▶ _ASSIGNMENT_
Write out each line from the data below that includes the word "string".

◆ ◆ ◆ ◆ ◆

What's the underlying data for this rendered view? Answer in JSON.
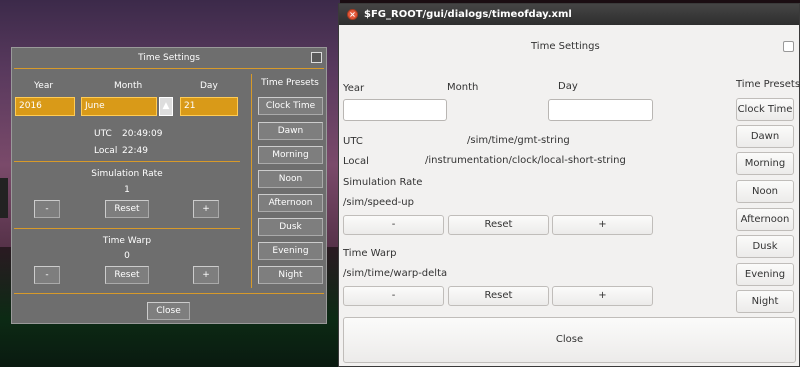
{
  "fg_dialog": {
    "title": "Time Settings",
    "year_label": "Year",
    "month_label": "Month",
    "day_label": "Day",
    "year_value": "2016",
    "month_value": "June",
    "day_value": "21",
    "utc_label": "UTC",
    "utc_value": "20:49:09",
    "local_label": "Local",
    "local_value": "22:49",
    "sim_rate_label": "Simulation Rate",
    "sim_rate_value": "1",
    "time_warp_label": "Time Warp",
    "time_warp_value": "0",
    "minus": "-",
    "plus": "+",
    "reset": "Reset",
    "close": "Close",
    "presets_title": "Time Presets",
    "presets": [
      "Clock Time",
      "Dawn",
      "Morning",
      "Noon",
      "Afternoon",
      "Dusk",
      "Evening",
      "Night"
    ],
    "colors": {
      "field": "#d99a18",
      "divider": "#d79a2a",
      "background": "#6e6e6e"
    }
  },
  "xml_window": {
    "title": "$FG_ROOT/gui/dialogs/timeofday.xml",
    "heading": "Time Settings",
    "year_label": "Year",
    "month_label": "Month",
    "day_label": "Day",
    "presets_title": "Time Presets",
    "utc_label": "UTC",
    "utc_prop": "/sim/time/gmt-string",
    "local_label": "Local",
    "local_prop": "/instrumentation/clock/local-short-string",
    "sim_rate_label": "Simulation Rate",
    "sim_rate_prop": "/sim/speed-up",
    "time_warp_label": "Time Warp",
    "time_warp_prop": "/sim/time/warp-delta",
    "minus": "-",
    "plus": "+",
    "reset": "Reset",
    "close": "Close",
    "presets": [
      "Clock Time",
      "Dawn",
      "Morning",
      "Noon",
      "Afternoon",
      "Dusk",
      "Evening",
      "Night"
    ]
  }
}
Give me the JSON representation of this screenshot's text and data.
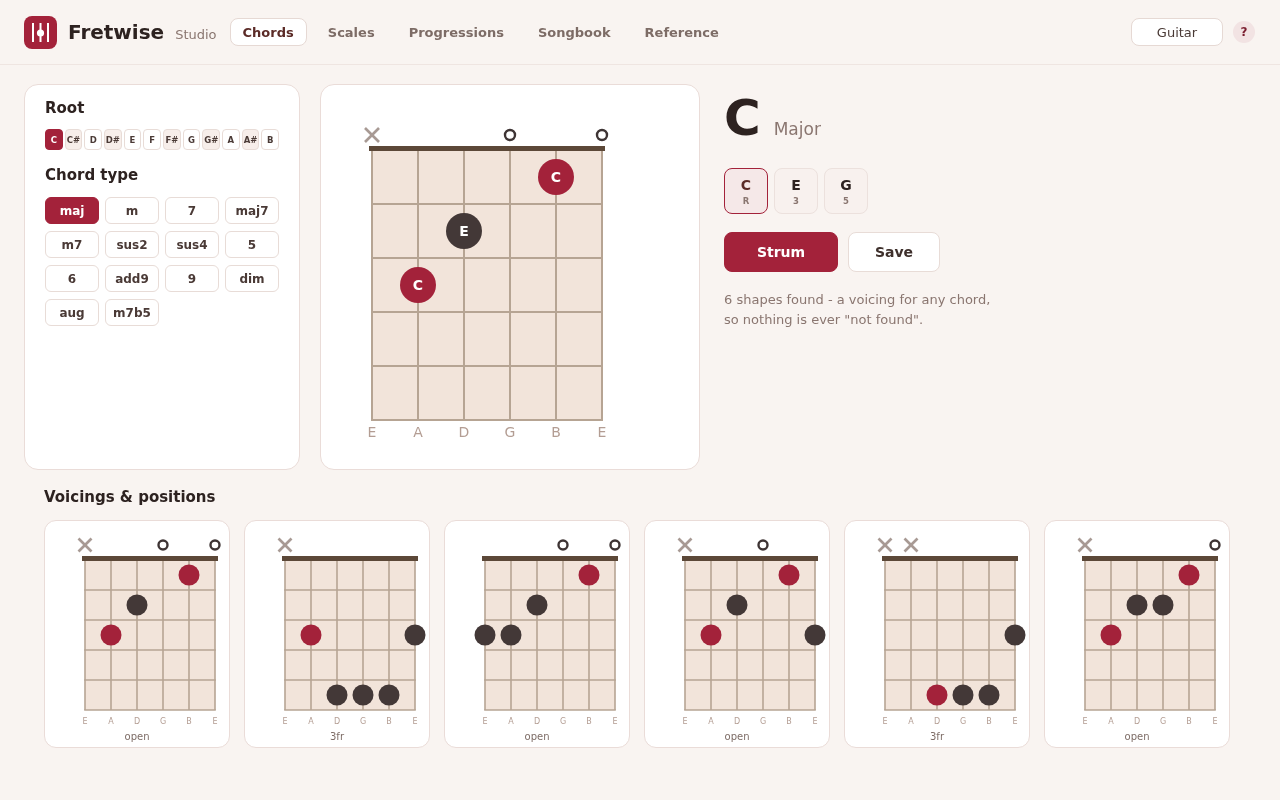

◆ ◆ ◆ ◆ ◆

▶ _SOLUTION TO THIS TASK_
    "utc_prop": "/sim/time/gmt-string",
    "local_prop": "/instrumentation/clock/local-short-string",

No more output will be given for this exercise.